Material for the task: Begin

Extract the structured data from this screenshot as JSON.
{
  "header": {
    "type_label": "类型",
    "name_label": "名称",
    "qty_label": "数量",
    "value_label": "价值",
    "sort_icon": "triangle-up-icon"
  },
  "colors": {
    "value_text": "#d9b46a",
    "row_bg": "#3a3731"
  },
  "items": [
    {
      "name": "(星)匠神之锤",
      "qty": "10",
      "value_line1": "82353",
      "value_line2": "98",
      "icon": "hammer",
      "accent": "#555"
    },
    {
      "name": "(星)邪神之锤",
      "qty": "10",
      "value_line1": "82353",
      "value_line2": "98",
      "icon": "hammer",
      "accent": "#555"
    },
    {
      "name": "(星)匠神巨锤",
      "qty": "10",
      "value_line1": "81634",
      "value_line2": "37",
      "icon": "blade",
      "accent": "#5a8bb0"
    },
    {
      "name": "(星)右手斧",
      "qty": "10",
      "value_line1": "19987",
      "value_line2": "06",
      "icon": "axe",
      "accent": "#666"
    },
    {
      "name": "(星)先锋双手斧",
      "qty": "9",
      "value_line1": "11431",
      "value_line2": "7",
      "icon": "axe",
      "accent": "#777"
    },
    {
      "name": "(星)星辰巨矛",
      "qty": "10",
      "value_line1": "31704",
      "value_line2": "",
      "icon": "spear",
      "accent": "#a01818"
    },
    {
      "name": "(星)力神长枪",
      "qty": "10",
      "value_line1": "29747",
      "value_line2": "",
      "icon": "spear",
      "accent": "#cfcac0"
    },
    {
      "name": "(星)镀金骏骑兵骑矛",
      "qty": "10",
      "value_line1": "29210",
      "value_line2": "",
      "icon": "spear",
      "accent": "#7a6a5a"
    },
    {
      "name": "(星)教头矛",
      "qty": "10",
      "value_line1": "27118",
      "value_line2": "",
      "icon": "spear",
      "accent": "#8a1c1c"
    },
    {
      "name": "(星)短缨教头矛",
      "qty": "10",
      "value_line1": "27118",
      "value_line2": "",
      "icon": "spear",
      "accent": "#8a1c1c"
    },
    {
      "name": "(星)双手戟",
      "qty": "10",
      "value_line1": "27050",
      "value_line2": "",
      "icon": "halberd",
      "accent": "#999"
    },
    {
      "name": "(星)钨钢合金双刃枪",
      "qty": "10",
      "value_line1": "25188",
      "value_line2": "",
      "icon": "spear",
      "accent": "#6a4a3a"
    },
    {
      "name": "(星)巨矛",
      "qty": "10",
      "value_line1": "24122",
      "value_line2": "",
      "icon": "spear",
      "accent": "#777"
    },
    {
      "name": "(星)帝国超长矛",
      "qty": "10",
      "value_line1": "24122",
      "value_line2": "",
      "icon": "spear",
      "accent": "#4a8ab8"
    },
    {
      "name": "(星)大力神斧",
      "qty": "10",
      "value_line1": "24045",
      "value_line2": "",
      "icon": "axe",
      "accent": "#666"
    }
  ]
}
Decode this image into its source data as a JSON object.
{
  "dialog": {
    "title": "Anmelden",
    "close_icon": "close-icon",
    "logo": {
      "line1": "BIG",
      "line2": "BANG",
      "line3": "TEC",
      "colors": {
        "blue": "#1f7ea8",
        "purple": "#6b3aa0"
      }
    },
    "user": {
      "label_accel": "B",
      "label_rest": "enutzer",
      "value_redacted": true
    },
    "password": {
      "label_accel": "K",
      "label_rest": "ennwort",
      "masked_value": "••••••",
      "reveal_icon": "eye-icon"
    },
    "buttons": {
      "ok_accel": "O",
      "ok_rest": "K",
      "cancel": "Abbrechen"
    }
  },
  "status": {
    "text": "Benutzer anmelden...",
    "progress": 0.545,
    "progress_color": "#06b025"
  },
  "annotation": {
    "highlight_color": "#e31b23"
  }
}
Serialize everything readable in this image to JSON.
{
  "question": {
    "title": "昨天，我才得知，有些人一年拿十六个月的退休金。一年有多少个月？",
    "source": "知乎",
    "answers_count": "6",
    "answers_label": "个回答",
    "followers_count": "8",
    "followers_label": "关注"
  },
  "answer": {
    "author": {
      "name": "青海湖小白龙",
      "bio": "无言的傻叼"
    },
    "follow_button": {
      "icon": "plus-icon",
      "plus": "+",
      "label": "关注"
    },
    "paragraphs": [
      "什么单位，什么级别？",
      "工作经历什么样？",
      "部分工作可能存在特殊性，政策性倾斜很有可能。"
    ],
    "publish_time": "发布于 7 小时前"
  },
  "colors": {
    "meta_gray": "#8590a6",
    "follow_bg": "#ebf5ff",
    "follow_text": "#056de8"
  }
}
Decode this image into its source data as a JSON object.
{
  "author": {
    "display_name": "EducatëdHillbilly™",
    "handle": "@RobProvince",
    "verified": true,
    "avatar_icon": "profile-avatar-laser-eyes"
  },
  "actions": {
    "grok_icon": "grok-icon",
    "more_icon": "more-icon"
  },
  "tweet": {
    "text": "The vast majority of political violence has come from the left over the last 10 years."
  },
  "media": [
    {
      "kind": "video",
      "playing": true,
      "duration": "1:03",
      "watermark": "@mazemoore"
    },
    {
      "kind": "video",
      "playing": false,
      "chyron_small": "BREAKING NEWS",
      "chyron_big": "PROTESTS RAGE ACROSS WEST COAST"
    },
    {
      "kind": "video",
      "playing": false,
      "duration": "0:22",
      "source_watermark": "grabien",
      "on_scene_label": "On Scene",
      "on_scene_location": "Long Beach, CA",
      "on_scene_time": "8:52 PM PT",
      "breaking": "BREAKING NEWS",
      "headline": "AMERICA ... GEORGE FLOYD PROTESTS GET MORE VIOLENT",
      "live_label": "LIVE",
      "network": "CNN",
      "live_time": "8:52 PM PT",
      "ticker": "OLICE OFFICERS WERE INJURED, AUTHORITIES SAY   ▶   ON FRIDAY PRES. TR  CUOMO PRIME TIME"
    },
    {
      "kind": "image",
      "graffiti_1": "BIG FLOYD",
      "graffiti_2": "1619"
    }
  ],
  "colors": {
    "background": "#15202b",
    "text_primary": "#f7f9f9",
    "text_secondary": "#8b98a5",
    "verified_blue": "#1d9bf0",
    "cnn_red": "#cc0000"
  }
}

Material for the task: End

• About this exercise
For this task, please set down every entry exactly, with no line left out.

• Result of the exercise
Extract the structured data from this screenshot as JSON.
{
  "header": {
    "type_label": "类型",
    "name_label": "名称",
    "qty_label": "数量",
    "value_label": "价值",
    "sort_icon": "triangle-up-icon"
  },
  "colors": {
    "value_text": "#d9b46a",
    "row_bg": "#3a3731"
  },
  "items": [
    {
      "name": "(星)匠神之锤",
      "qty": "10",
      "value_line1": "82353",
      "value_line2": "98",
      "icon": "hammer",
      "accent": "#555"
    },
    {
      "name": "(星)邪神之锤",
      "qty": "10",
      "value_line1": "82353",
      "value_line2": "98",
      "icon": "hammer",
      "accent": "#555"
    },
    {
      "name": "(星)匠神巨锤",
      "qty": "10",
      "value_line1": "81634",
      "value_line2": "37",
      "icon": "blade",
      "accent": "#5a8bb0"
    },
    {
      "name": "(星)右手斧",
      "qty": "10",
      "value_line1": "19987",
      "value_line2": "06",
      "icon": "axe",
      "accent": "#666"
    },
    {
      "name": "(星)先锋双手斧",
      "qty": "9",
      "value_line1": "11431",
      "value_line2": "7",
      "icon": "axe",
      "accent": "#777"
    },
    {
      "name": "(星)星辰巨矛",
      "qty": "10",
      "value_line1": "31704",
      "value_line2": "",
      "icon": "spear",
      "accent": "#a01818"
    },
    {
      "name": "(星)力神长枪",
      "qty": "10",
      "value_line1": "29747",
      "value_line2": "",
      "icon": "spear",
      "accent": "#cfcac0"
    },
    {
      "name": "(星)镀金骏骑兵骑矛",
      "qty": "10",
      "value_line1": "29210",
      "value_line2": "",
      "icon": "spear",
      "accent": "#7a6a5a"
    },
    {
      "name": "(星)教头矛",
      "qty": "10",
      "value_line1": "27118",
      "value_line2": "",
      "icon": "spear",
      "accent": "#8a1c1c"
    },
    {
      "name": "(星)短缨教头矛",
      "qty": "10",
      "value_line1": "27118",
      "value_line2": "",
      "icon": "spear",
      "accent": "#8a1c1c"
    },
    {
      "name": "(星)双手戟",
      "qty": "10",
      "value_line1": "27050",
      "value_line2": "",
      "icon": "halberd",
      "accent": "#999"
    },
    {
      "name": "(星)钨钢合金双刃枪",
      "qty": "10",
      "value_line1": "25188",
      "value_line2": "",
      "icon": "spear",
      "accent": "#6a4a3a"
    },
    {
      "name": "(星)巨矛",
      "qty": "10",
      "value_line1": "24122",
      "value_line2": "",
      "icon": "spear",
      "accent": "#777"
    },
    {
      "name": "(星)帝国超长矛",
      "qty": "10",
      "value_line1": "24122",
      "value_line2": "",
      "icon": "spear",
      "accent": "#4a8ab8"
    },
    {
      "name": "(星)大力神斧",
      "qty": "10",
      "value_line1": "24045",
      "value_line2": "",
      "icon": "axe",
      "accent": "#666"
    }
  ]
}
Decode this image into its source data as a JSON object.
{
  "dialog": {
    "title": "Anmelden",
    "close_icon": "close-icon",
    "logo": {
      "line1": "BIG",
      "line2": "BANG",
      "line3": "TEC",
      "colors": {
        "blue": "#1f7ea8",
        "purple": "#6b3aa0"
      }
    },
    "user": {
      "label_accel": "B",
      "label_rest": "enutzer",
      "value_redacted": true
    },
    "password": {
      "label_accel": "K",
      "label_rest": "ennwort",
      "masked_value": "••••••",
      "reveal_icon": "eye-icon"
    },
    "buttons": {
      "ok_accel": "O",
      "ok_rest": "K",
      "cancel": "Abbrechen"
    }
  },
  "status": {
    "text": "Benutzer anmelden...",
    "progress": 0.545,
    "progress_color": "#06b025"
  },
  "annotation": {
    "highlight_color": "#e31b23"
  }
}
Serialize everything readable in this image to JSON.
{
  "question": {
    "title": "昨天，我才得知，有些人一年拿十六个月的退休金。一年有多少个月？",
    "source": "知乎",
    "answers_count": "6",
    "answers_label": "个回答",
    "followers_count": "8",
    "followers_label": "关注"
  },
  "answer": {
    "author": {
      "name": "青海湖小白龙",
      "bio": "无言的傻叼"
    },
    "follow_button": {
      "icon": "plus-icon",
      "plus": "+",
      "label": "关注"
    },
    "paragraphs": [
      "什么单位，什么级别？",
      "工作经历什么样？",
      "部分工作可能存在特殊性，政策性倾斜很有可能。"
    ],
    "publish_time": "发布于 7 小时前"
  },
  "colors": {
    "meta_gray": "#8590a6",
    "follow_bg": "#ebf5ff",
    "follow_text": "#056de8"
  }
}
Decode this image into its source data as a JSON object.
{
  "author": {
    "display_name": "EducatëdHillbilly™",
    "handle": "@RobProvince",
    "verified": true,
    "avatar_icon": "profile-avatar-laser-eyes"
  },
  "actions": {
    "grok_icon": "grok-icon",
    "more_icon": "more-icon"
  },
  "tweet": {
    "text": "The vast majority of political violence has come from the left over the last 10 years."
  },
  "media": [
    {
      "kind": "video",
      "playing": true,
      "duration": "1:03",
      "watermark": "@mazemoore"
    },
    {
      "kind": "video",
      "playing": false,
      "chyron_small": "BREAKING NEWS",
      "chyron_big": "PROTESTS RAGE ACROSS WEST COAST"
    },
    {
      "kind": "video",
      "playing": false,
      "duration": "0:22",
      "source_watermark": "grabien",
      "on_scene_label": "On Scene",
      "on_scene_location": "Long Beach, CA",
      "on_scene_time": "8:52 PM PT",
      "breaking": "BREAKING NEWS",
      "headline": "AMERICA ... GEORGE FLOYD PROTESTS GET MORE VIOLENT",
      "live_label": "LIVE",
      "network": "CNN",
      "live_time": "8:52 PM PT",
      "ticker": "OLICE OFFICERS WERE INJURED, AUTHORITIES SAY   ▶   ON FRIDAY PRES. TR  CUOMO PRIME TIME"
    },
    {
      "kind": "image",
      "graffiti_1": "BIG FLOYD",
      "graffiti_2": "1619"
    }
  ],
  "colors": {
    "background": "#15202b",
    "text_primary": "#f7f9f9",
    "text_secondary": "#8b98a5",
    "verified_blue": "#1d9bf0",
    "cnn_red": "#cc0000"
  }
}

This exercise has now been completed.